====== Input

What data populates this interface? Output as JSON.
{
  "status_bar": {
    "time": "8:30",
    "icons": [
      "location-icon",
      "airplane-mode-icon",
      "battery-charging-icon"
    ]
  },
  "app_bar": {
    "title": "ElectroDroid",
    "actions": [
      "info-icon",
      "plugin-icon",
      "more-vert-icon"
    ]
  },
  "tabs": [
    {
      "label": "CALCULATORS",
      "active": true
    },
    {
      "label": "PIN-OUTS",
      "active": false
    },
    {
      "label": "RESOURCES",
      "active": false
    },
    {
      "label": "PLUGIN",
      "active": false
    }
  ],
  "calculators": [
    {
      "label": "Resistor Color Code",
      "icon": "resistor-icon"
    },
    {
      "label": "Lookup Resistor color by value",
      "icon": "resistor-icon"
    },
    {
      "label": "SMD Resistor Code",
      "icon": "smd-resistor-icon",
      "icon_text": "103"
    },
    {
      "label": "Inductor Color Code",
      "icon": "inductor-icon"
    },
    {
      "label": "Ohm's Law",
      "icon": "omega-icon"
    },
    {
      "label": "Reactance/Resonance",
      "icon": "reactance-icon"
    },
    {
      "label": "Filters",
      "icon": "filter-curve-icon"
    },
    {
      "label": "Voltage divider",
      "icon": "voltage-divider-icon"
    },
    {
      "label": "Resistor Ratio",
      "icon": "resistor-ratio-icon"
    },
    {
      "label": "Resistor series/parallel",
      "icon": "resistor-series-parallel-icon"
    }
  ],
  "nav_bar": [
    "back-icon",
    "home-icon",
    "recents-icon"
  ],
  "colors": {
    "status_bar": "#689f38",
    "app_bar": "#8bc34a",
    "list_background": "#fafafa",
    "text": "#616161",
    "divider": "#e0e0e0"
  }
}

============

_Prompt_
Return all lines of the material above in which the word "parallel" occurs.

_Output for this task_
      "label": "Resistor series/parallel",
      "icon": "resistor-series-parallel-icon"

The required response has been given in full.